• **Task description**
Each line in the data holding "nCheese" should be listed.

◆ ◆ ◆ ◆

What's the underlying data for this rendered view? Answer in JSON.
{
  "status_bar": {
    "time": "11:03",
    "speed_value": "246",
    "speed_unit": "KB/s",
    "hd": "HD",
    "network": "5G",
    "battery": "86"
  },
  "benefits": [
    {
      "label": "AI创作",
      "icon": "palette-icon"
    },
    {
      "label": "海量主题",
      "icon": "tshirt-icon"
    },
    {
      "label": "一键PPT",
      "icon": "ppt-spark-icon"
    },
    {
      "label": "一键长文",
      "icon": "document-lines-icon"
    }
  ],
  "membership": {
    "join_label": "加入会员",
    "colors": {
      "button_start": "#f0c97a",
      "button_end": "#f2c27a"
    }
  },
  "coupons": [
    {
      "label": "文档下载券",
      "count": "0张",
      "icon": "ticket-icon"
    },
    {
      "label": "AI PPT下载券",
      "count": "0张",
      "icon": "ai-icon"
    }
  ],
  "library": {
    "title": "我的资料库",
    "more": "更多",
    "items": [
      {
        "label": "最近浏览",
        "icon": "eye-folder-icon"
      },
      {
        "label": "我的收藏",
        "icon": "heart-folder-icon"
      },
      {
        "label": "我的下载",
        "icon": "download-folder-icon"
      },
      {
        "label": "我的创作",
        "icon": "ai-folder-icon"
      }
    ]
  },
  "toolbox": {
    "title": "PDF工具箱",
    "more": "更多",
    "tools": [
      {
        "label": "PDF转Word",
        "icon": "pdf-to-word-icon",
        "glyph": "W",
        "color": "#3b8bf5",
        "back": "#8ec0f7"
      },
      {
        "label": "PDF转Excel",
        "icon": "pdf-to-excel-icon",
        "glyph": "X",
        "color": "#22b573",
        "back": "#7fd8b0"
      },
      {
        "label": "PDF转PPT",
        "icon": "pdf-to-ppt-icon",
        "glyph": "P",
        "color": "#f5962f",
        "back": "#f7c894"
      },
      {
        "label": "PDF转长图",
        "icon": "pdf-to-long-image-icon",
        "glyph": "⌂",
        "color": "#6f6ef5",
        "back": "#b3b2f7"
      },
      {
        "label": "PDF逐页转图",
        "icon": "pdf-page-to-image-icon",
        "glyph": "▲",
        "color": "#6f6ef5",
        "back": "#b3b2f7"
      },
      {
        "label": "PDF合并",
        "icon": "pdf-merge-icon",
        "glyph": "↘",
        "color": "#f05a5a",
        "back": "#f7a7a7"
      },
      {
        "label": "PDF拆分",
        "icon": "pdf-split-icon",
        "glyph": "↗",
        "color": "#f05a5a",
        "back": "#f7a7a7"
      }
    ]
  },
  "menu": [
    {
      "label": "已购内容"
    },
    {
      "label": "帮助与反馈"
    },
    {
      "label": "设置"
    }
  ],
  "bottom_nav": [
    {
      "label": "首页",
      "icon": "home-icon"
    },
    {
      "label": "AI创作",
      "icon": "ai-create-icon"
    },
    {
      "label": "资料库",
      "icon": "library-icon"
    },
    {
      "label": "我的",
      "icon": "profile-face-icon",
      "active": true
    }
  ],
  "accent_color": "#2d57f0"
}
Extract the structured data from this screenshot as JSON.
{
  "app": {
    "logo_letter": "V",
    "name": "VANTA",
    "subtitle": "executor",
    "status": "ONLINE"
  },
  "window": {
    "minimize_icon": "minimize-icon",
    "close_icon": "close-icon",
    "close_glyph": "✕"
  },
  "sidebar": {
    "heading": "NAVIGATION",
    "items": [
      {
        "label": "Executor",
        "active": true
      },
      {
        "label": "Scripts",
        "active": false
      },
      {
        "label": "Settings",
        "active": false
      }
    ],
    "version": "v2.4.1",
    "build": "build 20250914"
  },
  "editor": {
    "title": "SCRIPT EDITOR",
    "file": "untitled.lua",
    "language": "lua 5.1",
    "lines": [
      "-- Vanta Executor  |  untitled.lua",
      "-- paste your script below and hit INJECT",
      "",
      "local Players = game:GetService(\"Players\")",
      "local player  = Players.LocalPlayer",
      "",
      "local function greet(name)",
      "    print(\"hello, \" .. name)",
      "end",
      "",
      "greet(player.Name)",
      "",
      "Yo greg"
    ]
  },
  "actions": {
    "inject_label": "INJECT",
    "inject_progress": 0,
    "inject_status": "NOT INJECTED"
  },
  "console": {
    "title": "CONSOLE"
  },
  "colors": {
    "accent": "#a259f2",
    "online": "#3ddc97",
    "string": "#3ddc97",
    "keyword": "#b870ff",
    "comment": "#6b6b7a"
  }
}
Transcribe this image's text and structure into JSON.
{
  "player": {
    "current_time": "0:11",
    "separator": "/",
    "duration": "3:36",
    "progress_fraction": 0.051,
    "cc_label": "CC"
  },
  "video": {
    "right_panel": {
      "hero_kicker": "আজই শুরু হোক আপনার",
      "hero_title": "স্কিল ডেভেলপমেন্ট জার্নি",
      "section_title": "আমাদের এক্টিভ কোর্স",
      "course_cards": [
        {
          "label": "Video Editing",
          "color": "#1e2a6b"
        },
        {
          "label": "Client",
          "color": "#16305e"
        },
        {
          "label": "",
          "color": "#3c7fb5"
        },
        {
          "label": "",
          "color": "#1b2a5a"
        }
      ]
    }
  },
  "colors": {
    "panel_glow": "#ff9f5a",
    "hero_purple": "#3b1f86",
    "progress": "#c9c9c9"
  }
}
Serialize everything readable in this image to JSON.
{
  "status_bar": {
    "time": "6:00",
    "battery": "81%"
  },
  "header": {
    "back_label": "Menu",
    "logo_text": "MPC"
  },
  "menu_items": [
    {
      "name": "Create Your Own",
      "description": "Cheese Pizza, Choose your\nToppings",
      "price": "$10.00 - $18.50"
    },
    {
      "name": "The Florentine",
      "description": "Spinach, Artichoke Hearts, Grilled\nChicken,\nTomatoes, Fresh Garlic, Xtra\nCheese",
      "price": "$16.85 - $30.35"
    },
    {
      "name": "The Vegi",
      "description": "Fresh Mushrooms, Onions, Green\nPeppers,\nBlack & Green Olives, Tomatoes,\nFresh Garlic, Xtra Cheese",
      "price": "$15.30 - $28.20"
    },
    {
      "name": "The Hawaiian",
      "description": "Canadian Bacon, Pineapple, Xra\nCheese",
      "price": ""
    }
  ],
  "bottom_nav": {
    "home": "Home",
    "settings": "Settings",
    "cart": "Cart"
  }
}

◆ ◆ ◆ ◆

• **Answer for the task**
      "description": "Spinach, Artichoke Hearts, Grilled\nChicken,\nTomatoes, Fresh Garlic, Xtra\nCheese",
      "description": "Canadian Bacon, Pineapple, Xra\nCheese",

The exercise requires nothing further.